EXERCISE INSTRUCTIONS:
Every line of the data below is to be retyped exactly.

(Component data from apps and pages)
BEGIN

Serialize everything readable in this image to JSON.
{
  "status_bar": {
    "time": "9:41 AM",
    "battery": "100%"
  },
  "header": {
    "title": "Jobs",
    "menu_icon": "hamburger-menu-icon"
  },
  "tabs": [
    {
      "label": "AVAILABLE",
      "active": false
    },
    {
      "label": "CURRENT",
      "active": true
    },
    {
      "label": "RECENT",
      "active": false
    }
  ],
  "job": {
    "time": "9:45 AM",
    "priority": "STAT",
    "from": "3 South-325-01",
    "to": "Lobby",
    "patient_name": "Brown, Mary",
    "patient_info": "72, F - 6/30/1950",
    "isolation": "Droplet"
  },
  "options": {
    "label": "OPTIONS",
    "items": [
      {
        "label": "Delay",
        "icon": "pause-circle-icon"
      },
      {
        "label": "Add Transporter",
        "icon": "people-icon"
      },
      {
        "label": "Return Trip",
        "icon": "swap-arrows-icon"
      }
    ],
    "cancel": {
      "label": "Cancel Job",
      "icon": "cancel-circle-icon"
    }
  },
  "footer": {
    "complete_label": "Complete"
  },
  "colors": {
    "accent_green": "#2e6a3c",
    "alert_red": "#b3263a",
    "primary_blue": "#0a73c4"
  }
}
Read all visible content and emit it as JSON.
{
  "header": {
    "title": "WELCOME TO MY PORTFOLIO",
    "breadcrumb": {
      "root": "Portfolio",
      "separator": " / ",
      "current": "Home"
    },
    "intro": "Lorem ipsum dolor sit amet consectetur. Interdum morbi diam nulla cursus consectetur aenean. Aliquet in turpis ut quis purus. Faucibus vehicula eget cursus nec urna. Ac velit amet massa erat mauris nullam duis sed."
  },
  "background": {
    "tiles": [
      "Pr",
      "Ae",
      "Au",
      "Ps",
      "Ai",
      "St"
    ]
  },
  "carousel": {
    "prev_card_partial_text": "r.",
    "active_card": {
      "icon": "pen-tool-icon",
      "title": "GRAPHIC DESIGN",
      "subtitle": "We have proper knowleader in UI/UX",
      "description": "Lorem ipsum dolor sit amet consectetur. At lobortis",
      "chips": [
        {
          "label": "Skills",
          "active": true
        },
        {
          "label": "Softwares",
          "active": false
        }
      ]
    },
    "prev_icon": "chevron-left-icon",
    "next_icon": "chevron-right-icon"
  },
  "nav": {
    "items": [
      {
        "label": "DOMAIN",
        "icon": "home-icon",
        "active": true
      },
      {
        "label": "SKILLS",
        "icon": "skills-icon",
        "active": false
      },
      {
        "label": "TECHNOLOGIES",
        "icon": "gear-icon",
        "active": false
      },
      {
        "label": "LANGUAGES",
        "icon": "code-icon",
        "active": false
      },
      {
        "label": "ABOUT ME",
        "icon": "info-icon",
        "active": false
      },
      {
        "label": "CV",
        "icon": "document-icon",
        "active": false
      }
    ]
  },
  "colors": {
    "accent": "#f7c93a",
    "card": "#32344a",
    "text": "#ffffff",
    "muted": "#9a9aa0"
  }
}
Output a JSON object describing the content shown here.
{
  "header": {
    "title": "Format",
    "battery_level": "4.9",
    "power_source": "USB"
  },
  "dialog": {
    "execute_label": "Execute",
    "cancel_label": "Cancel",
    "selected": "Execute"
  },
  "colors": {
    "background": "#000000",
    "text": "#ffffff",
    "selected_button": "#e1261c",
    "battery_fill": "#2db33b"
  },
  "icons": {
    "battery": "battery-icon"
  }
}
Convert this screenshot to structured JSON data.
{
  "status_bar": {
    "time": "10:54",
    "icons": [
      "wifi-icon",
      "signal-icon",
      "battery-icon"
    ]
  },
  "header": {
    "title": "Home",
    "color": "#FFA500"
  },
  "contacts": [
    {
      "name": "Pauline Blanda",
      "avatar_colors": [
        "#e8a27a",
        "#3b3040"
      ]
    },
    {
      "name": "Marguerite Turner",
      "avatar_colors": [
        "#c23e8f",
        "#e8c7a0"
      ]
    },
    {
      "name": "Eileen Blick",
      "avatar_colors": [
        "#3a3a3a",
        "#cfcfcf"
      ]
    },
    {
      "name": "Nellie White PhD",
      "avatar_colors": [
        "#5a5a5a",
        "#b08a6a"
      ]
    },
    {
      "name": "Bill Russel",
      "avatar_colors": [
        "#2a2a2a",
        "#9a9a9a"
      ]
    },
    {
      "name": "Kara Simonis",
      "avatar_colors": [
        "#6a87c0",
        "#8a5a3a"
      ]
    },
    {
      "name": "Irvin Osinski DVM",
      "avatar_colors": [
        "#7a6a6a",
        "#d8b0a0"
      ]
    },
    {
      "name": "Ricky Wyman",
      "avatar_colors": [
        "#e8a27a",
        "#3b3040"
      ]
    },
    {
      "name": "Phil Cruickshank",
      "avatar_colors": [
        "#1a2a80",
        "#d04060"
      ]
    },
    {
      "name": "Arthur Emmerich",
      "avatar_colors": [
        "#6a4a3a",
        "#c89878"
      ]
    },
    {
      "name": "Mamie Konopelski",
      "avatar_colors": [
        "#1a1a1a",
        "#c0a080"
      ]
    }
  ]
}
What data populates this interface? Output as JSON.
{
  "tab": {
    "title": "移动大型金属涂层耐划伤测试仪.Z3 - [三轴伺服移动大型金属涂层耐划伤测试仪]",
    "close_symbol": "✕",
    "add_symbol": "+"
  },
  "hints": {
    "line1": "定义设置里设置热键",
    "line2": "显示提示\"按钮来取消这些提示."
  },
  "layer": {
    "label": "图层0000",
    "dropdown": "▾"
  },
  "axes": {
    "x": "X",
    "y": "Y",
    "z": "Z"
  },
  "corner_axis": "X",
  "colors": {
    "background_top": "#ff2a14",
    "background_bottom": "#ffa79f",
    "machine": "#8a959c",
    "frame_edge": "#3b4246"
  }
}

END

COMPLETED EXERCISE:
Serialize everything readable in this image to JSON.
{
  "status_bar": {
    "time": "9:41 AM",
    "battery": "100%"
  },
  "header": {
    "title": "Jobs",
    "menu_icon": "hamburger-menu-icon"
  },
  "tabs": [
    {
      "label": "AVAILABLE",
      "active": false
    },
    {
      "label": "CURRENT",
      "active": true
    },
    {
      "label": "RECENT",
      "active": false
    }
  ],
  "job": {
    "time": "9:45 AM",
    "priority": "STAT",
    "from": "3 South-325-01",
    "to": "Lobby",
    "patient_name": "Brown, Mary",
    "patient_info": "72, F - 6/30/1950",
    "isolation": "Droplet"
  },
  "options": {
    "label": "OPTIONS",
    "items": [
      {
        "label": "Delay",
        "icon": "pause-circle-icon"
      },
      {
        "label": "Add Transporter",
        "icon": "people-icon"
      },
      {
        "label": "Return Trip",
        "icon": "swap-arrows-icon"
      }
    ],
    "cancel": {
      "label": "Cancel Job",
      "icon": "cancel-circle-icon"
    }
  },
  "footer": {
    "complete_label": "Complete"
  },
  "colors": {
    "accent_green": "#2e6a3c",
    "alert_red": "#b3263a",
    "primary_blue": "#0a73c4"
  }
}
Read all visible content and emit it as JSON.
{
  "header": {
    "title": "WELCOME TO MY PORTFOLIO",
    "breadcrumb": {
      "root": "Portfolio",
      "separator": " / ",
      "current": "Home"
    },
    "intro": "Lorem ipsum dolor sit amet consectetur. Interdum morbi diam nulla cursus consectetur aenean. Aliquet in turpis ut quis purus. Faucibus vehicula eget cursus nec urna. Ac velit amet massa erat mauris nullam duis sed."
  },
  "background": {
    "tiles": [
      "Pr",
      "Ae",
      "Au",
      "Ps",
      "Ai",
      "St"
    ]
  },
  "carousel": {
    "prev_card_partial_text": "r.",
    "active_card": {
      "icon": "pen-tool-icon",
      "title": "GRAPHIC DESIGN",
      "subtitle": "We have proper knowleader in UI/UX",
      "description": "Lorem ipsum dolor sit amet consectetur. At lobortis",
      "chips": [
        {
          "label": "Skills",
          "active": true
        },
        {
          "label": "Softwares",
          "active": false
        }
      ]
    },
    "prev_icon": "chevron-left-icon",
    "next_icon": "chevron-right-icon"
  },
  "nav": {
    "items": [
      {
        "label": "DOMAIN",
        "icon": "home-icon",
        "active": true
      },
      {
        "label": "SKILLS",
        "icon": "skills-icon",
        "active": false
      },
      {
        "label": "TECHNOLOGIES",
        "icon": "gear-icon",
        "active": false
      },
      {
        "label": "LANGUAGES",
        "icon": "code-icon",
        "active": false
      },
      {
        "label": "ABOUT ME",
        "icon": "info-icon",
        "active": false
      },
      {
        "label": "CV",
        "icon": "document-icon",
        "active": false
      }
    ]
  },
  "colors": {
    "accent": "#f7c93a",
    "card": "#32344a",
    "text": "#ffffff",
    "muted": "#9a9aa0"
  }
}
Output a JSON object describing the content shown here.
{
  "header": {
    "title": "Format",
    "battery_level": "4.9",
    "power_source": "USB"
  },
  "dialog": {
    "execute_label": "Execute",
    "cancel_label": "Cancel",
    "selected": "Execute"
  },
  "colors": {
    "background": "#000000",
    "text": "#ffffff",
    "selected_button": "#e1261c",
    "battery_fill": "#2db33b"
  },
  "icons": {
    "battery": "battery-icon"
  }
}
Convert this screenshot to structured JSON data.
{
  "status_bar": {
    "time": "10:54",
    "icons": [
      "wifi-icon",
      "signal-icon",
      "battery-icon"
    ]
  },
  "header": {
    "title": "Home",
    "color": "#FFA500"
  },
  "contacts": [
    {
      "name": "Pauline Blanda",
      "avatar_colors": [
        "#e8a27a",
        "#3b3040"
      ]
    },
    {
      "name": "Marguerite Turner",
      "avatar_colors": [
        "#c23e8f",
        "#e8c7a0"
      ]
    },
    {
      "name": "Eileen Blick",
      "avatar_colors": [
        "#3a3a3a",
        "#cfcfcf"
      ]
    },
    {
      "name": "Nellie White PhD",
      "avatar_colors": [
        "#5a5a5a",
        "#b08a6a"
      ]
    },
    {
      "name": "Bill Russel",
      "avatar_colors": [
        "#2a2a2a",
        "#9a9a9a"
      ]
    },
    {
      "name": "Kara Simonis",
      "avatar_colors": [
        "#6a87c0",
        "#8a5a3a"
      ]
    },
    {
      "name": "Irvin Osinski DVM",
      "avatar_colors": [
        "#7a6a6a",
        "#d8b0a0"
      ]
    },
    {
      "name": "Ricky Wyman",
      "avatar_colors": [
        "#e8a27a",
        "#3b3040"
      ]
    },
    {
      "name": "Phil Cruickshank",
      "avatar_colors": [
        "#1a2a80",
        "#d04060"
      ]
    },
    {
      "name": "Arthur Emmerich",
      "avatar_colors": [
        "#6a4a3a",
        "#c89878"
      ]
    },
    {
      "name": "Mamie Konopelski",
      "avatar_colors": [
        "#1a1a1a",
        "#c0a080"
      ]
    }
  ]
}
What data populates this interface? Output as JSON.
{
  "tab": {
    "title": "移动大型金属涂层耐划伤测试仪.Z3 - [三轴伺服移动大型金属涂层耐划伤测试仪]",
    "close_symbol": "✕",
    "add_symbol": "+"
  },
  "hints": {
    "line1": "定义设置里设置热键",
    "line2": "显示提示\"按钮来取消这些提示."
  },
  "layer": {
    "label": "图层0000",
    "dropdown": "▾"
  },
  "axes": {
    "x": "X",
    "y": "Y",
    "z": "Z"
  },
  "corner_axis": "X",
  "colors": {
    "background_top": "#ff2a14",
    "background_bottom": "#ffa79f",
    "machine": "#8a959c",
    "frame_edge": "#3b4246"
  }
}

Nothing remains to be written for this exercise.